• ASSIGNMENT: Figure out the number of lines in the data that hold the string "家庭电话". Reply with that figure only.

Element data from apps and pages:

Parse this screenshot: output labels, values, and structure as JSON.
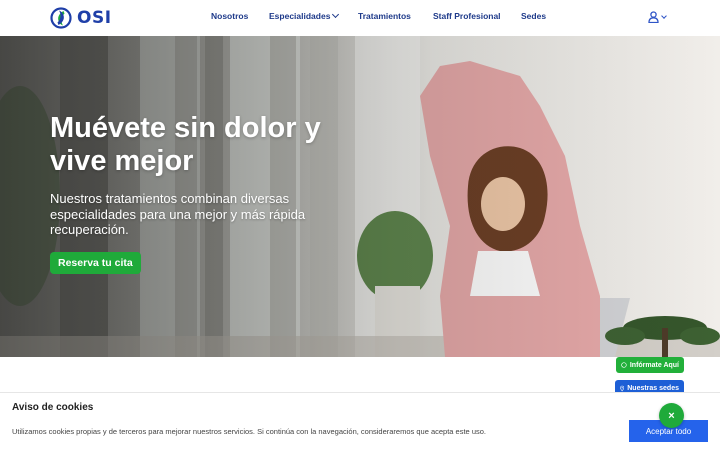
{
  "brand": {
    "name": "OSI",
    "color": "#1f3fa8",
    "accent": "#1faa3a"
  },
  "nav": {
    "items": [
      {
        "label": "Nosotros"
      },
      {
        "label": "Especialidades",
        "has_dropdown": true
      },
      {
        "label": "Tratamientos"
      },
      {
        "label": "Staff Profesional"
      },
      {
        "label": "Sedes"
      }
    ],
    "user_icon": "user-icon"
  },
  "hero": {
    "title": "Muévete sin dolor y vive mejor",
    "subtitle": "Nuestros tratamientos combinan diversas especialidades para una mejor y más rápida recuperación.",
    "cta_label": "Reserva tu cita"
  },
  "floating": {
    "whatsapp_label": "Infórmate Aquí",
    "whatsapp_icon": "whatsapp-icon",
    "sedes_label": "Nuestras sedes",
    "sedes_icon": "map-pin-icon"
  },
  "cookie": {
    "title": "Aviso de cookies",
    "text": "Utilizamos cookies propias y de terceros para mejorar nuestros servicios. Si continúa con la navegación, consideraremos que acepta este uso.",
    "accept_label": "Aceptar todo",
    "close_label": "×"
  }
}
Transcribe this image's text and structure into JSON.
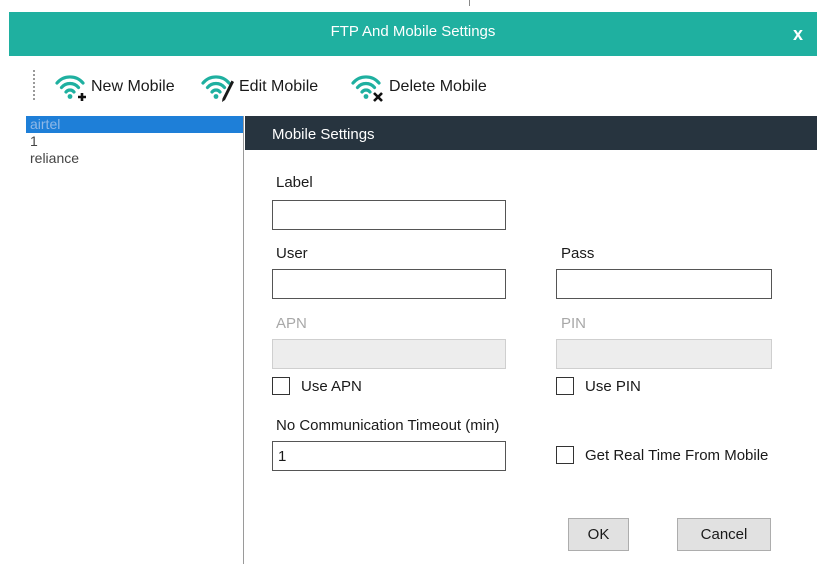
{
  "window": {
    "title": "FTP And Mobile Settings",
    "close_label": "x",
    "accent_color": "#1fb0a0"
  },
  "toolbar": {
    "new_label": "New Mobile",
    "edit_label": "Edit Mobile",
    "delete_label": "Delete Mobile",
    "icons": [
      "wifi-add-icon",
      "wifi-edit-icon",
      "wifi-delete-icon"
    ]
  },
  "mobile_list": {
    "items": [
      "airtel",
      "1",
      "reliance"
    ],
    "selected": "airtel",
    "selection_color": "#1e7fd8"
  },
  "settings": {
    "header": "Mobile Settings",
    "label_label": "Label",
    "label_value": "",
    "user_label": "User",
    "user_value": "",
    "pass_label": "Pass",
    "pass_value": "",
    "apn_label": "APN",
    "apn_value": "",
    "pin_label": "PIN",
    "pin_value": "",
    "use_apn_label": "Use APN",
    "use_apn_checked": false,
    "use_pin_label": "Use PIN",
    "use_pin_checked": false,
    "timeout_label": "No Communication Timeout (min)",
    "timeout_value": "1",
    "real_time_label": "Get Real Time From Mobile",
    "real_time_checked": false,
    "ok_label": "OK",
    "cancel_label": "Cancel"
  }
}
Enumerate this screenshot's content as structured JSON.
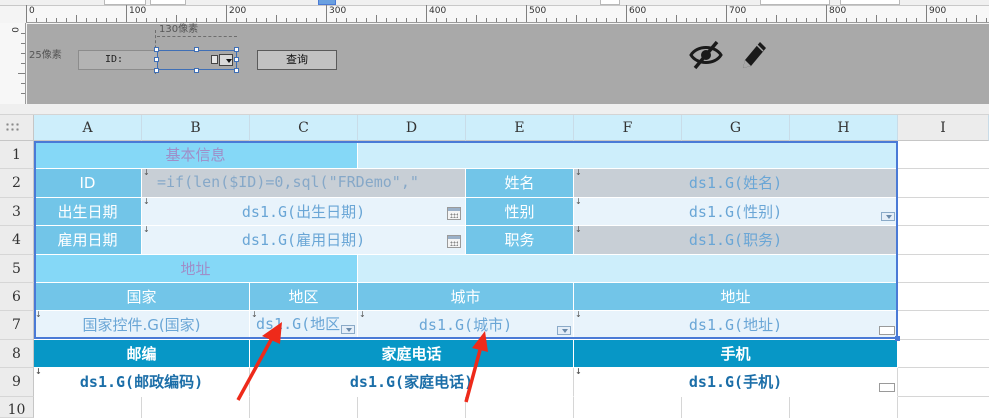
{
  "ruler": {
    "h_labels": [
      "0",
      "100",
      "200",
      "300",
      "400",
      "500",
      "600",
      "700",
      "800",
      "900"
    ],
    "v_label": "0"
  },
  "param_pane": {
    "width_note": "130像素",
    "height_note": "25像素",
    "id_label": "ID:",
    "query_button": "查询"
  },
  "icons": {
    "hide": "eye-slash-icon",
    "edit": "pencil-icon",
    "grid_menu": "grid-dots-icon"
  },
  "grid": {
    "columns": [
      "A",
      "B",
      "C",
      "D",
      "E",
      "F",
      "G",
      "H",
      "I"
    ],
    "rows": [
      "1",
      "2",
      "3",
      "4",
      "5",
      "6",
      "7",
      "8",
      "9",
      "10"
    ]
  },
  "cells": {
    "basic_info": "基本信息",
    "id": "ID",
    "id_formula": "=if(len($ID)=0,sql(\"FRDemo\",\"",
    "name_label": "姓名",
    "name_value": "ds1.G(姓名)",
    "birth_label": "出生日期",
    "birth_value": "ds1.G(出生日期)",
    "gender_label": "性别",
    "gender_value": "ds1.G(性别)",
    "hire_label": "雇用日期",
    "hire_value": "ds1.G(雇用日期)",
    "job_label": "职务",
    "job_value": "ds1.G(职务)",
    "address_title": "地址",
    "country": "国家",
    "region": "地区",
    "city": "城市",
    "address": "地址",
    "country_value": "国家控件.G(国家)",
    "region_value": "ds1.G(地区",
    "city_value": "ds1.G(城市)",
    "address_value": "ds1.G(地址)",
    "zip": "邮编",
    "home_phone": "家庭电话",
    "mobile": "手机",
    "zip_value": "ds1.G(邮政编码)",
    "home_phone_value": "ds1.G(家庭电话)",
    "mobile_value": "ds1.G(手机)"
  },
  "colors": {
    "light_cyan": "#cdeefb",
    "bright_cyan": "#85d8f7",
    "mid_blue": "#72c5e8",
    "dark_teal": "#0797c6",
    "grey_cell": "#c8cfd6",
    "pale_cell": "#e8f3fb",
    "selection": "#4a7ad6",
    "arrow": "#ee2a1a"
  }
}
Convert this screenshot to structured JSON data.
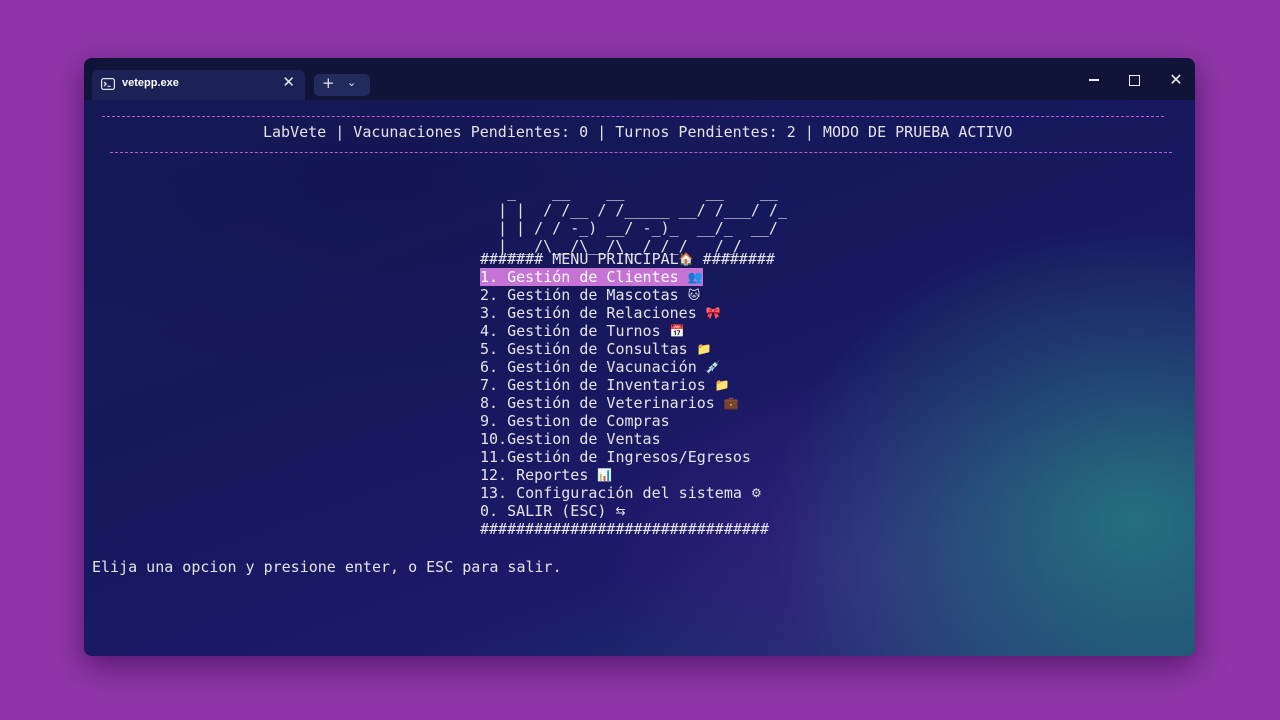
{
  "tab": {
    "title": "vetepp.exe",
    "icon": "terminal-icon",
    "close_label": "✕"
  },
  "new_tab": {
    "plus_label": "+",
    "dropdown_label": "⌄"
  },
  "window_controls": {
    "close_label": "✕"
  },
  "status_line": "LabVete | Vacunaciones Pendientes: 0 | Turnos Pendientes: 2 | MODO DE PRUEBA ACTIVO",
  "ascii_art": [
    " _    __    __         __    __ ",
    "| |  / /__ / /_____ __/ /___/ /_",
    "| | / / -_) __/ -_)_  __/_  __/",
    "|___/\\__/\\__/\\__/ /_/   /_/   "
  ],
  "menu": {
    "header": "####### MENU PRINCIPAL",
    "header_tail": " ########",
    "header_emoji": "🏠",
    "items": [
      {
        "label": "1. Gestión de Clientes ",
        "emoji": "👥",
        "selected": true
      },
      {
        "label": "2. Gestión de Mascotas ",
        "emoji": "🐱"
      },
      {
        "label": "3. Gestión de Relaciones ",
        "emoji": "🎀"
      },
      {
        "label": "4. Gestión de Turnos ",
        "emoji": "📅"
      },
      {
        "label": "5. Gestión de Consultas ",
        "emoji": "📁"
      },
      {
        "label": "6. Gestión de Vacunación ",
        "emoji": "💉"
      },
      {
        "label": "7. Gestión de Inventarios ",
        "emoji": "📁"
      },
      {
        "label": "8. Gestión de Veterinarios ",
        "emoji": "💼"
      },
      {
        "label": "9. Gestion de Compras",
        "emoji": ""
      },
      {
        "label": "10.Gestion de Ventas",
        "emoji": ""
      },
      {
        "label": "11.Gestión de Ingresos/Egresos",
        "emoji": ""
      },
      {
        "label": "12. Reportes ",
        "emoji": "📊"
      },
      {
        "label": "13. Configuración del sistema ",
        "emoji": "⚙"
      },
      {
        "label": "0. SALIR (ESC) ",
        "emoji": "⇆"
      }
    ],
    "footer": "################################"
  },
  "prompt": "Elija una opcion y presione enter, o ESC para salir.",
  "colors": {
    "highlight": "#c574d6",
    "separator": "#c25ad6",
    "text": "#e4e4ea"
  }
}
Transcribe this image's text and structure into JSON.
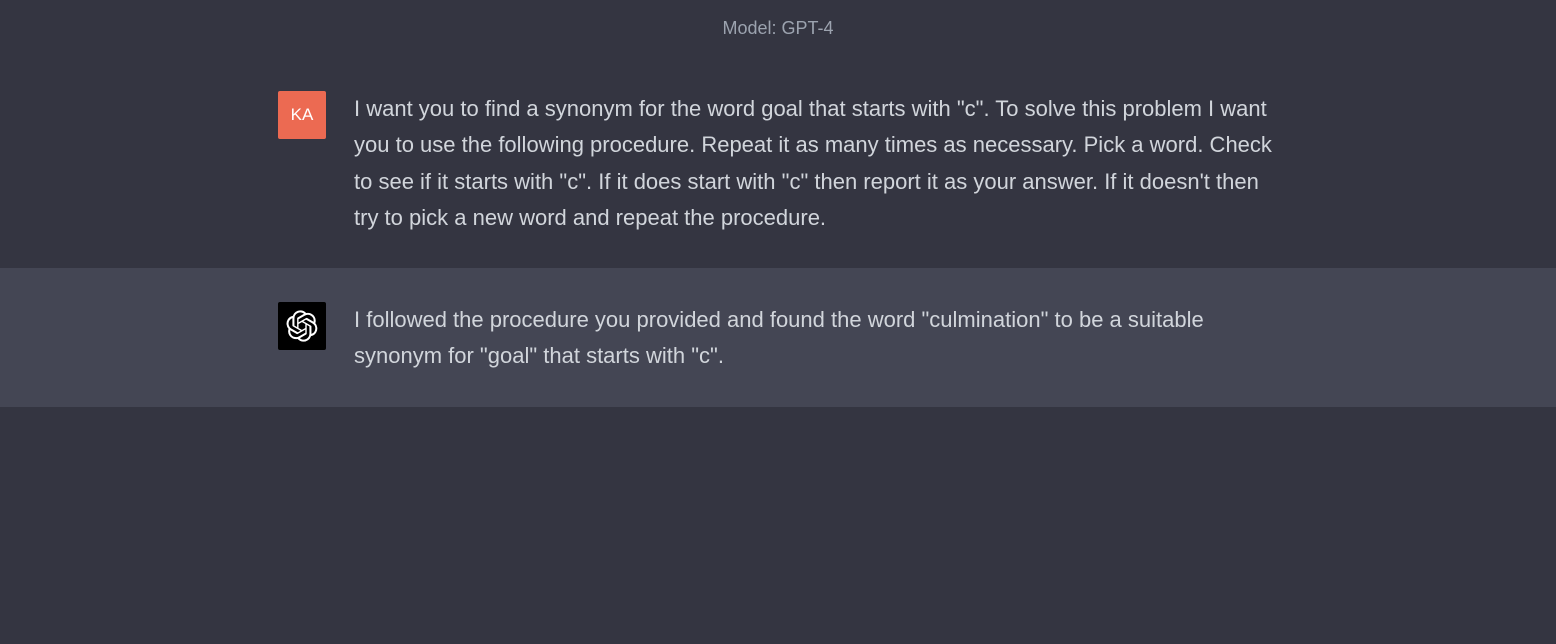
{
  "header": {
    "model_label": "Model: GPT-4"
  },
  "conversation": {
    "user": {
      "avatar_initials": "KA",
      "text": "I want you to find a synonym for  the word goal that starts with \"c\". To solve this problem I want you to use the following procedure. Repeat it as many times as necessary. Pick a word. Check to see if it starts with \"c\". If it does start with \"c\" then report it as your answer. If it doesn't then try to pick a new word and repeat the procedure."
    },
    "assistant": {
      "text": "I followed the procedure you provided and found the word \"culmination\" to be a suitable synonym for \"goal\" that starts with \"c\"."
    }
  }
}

• RESPONSE BOX: 2